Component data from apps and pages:

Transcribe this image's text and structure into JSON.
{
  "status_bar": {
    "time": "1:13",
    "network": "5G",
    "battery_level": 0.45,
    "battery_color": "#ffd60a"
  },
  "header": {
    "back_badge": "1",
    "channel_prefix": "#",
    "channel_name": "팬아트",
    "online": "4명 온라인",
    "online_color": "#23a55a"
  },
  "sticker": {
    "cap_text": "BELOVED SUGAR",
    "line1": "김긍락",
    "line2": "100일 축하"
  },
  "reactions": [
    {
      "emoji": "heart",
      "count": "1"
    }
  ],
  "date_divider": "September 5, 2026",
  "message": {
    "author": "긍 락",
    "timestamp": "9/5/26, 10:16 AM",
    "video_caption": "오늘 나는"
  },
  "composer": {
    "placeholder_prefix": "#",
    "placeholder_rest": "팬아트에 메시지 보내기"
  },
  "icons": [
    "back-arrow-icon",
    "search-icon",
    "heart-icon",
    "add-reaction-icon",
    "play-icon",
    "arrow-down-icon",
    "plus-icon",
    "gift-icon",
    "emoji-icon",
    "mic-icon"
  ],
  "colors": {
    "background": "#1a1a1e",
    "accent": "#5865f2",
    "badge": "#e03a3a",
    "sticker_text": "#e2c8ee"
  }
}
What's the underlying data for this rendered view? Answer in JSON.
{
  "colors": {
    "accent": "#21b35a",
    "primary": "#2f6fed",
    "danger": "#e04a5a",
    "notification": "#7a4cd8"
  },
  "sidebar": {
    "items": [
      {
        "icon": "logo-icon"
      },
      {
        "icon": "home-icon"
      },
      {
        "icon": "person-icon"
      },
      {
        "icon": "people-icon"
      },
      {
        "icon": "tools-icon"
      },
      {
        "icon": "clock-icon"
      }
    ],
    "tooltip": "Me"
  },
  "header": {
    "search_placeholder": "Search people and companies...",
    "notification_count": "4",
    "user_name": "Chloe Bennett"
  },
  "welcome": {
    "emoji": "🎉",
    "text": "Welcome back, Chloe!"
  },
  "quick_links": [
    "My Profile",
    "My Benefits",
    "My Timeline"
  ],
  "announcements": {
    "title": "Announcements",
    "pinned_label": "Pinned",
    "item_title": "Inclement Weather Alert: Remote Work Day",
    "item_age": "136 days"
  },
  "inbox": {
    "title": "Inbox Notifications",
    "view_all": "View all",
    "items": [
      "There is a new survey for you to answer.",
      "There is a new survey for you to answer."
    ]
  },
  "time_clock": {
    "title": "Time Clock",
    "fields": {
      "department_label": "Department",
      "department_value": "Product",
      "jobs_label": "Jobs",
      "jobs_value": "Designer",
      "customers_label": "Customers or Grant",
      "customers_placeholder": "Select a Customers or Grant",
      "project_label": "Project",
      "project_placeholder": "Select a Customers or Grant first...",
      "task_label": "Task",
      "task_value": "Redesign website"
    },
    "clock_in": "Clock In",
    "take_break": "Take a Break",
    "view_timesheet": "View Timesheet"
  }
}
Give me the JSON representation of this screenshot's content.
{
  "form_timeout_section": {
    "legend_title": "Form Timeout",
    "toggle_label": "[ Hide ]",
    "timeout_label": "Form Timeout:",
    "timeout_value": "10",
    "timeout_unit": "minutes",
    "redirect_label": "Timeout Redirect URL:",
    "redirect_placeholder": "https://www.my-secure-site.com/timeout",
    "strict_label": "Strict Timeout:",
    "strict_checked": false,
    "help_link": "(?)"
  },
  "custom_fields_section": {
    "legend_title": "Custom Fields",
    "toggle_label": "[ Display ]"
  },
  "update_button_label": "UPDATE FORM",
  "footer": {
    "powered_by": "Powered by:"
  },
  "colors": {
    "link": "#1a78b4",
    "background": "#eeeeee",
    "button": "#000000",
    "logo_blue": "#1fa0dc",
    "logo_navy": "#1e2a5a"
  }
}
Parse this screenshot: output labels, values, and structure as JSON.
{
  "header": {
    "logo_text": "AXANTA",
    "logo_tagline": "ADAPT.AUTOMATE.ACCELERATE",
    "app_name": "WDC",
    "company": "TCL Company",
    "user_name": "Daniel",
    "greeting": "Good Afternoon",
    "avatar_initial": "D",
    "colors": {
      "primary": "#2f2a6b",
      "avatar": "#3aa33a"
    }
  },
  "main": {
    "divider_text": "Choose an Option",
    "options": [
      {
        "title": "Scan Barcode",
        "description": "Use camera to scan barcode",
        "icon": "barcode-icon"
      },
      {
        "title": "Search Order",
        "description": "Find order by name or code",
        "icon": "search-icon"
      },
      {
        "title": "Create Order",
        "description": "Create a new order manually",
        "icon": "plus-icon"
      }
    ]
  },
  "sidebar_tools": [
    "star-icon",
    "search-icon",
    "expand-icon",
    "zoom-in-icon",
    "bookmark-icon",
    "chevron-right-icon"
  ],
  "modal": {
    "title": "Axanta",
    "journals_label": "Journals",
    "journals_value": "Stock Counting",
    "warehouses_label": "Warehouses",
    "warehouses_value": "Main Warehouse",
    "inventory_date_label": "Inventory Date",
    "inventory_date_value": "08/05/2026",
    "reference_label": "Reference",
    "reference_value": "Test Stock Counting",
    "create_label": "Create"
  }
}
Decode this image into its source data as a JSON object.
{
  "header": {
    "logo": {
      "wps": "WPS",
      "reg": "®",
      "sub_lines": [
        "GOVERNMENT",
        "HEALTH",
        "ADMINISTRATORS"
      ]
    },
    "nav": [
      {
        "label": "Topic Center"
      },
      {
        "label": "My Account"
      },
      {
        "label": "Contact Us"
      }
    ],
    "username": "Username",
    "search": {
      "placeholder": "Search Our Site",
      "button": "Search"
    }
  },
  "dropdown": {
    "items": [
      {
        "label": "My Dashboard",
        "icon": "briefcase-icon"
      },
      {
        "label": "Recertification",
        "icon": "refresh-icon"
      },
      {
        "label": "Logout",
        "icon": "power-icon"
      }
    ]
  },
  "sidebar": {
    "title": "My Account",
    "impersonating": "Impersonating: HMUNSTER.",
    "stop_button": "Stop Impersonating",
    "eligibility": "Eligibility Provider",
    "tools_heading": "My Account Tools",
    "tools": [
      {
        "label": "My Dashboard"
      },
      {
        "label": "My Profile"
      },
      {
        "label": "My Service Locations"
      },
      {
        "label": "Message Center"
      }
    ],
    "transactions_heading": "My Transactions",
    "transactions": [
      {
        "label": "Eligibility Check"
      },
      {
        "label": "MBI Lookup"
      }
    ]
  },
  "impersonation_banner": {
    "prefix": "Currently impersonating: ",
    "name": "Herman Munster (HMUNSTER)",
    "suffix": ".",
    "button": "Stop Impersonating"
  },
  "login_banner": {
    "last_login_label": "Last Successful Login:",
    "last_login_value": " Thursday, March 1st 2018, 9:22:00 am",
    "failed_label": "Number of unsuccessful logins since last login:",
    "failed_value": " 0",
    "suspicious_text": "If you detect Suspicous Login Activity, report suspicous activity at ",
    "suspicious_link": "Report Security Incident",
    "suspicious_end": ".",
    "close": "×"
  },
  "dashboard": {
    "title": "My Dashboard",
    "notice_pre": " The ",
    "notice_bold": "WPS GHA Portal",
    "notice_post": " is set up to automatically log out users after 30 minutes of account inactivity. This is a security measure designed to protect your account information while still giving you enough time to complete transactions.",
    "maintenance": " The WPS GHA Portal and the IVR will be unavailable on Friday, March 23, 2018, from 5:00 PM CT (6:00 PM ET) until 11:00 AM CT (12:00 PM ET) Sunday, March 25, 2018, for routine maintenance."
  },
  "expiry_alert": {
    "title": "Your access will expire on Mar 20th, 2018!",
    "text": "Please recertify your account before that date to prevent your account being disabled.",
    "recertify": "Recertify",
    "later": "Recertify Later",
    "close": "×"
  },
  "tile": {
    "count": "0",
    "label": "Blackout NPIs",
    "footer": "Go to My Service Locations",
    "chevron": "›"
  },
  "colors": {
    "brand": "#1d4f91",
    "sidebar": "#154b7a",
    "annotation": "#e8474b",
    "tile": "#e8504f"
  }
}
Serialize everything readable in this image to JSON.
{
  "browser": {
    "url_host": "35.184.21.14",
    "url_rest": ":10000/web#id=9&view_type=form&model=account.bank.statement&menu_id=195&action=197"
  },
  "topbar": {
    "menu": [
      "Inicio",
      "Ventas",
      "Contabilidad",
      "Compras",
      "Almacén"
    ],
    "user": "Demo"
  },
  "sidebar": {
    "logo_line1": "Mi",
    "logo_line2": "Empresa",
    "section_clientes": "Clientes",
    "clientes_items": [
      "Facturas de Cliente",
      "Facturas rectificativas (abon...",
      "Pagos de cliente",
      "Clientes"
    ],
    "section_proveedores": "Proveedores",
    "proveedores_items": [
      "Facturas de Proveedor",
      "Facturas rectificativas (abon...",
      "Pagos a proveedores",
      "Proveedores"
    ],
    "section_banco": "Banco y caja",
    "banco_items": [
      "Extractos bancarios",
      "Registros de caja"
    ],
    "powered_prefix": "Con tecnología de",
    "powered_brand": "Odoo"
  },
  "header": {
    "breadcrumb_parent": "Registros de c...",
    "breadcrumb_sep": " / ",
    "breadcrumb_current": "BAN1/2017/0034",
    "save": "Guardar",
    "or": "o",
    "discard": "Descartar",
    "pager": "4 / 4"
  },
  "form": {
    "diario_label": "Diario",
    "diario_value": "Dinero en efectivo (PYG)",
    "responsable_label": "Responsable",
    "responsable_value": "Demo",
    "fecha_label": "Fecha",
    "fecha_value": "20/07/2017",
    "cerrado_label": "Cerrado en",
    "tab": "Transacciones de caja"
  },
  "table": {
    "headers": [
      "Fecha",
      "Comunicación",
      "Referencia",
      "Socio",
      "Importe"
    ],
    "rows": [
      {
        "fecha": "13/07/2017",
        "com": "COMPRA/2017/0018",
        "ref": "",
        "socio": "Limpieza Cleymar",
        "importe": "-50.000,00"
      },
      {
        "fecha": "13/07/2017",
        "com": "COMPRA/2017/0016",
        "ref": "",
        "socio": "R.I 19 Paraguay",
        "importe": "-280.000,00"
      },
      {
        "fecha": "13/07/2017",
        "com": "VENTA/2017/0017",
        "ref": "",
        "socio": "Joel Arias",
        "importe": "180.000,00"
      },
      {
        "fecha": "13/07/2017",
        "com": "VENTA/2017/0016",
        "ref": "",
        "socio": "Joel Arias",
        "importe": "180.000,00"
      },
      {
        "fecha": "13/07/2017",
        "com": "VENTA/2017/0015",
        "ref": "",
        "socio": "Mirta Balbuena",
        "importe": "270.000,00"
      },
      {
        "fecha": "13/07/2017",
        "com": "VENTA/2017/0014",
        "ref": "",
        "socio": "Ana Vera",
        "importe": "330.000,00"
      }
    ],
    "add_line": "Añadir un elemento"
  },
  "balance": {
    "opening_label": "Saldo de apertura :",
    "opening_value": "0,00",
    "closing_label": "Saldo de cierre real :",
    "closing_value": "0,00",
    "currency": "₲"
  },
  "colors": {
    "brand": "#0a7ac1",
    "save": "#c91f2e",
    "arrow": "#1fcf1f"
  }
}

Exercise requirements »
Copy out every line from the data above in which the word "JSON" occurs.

Answer section »
Transcribe this image's text and structure into JSON.
What's the underlying data for this rendered view? Answer in JSON.
Give me the JSON representation of this screenshot's content.
Parse this screenshot: output labels, values, and structure as JSON.
Decode this image into its source data as a JSON object.
Serialize everything readable in this image to JSON.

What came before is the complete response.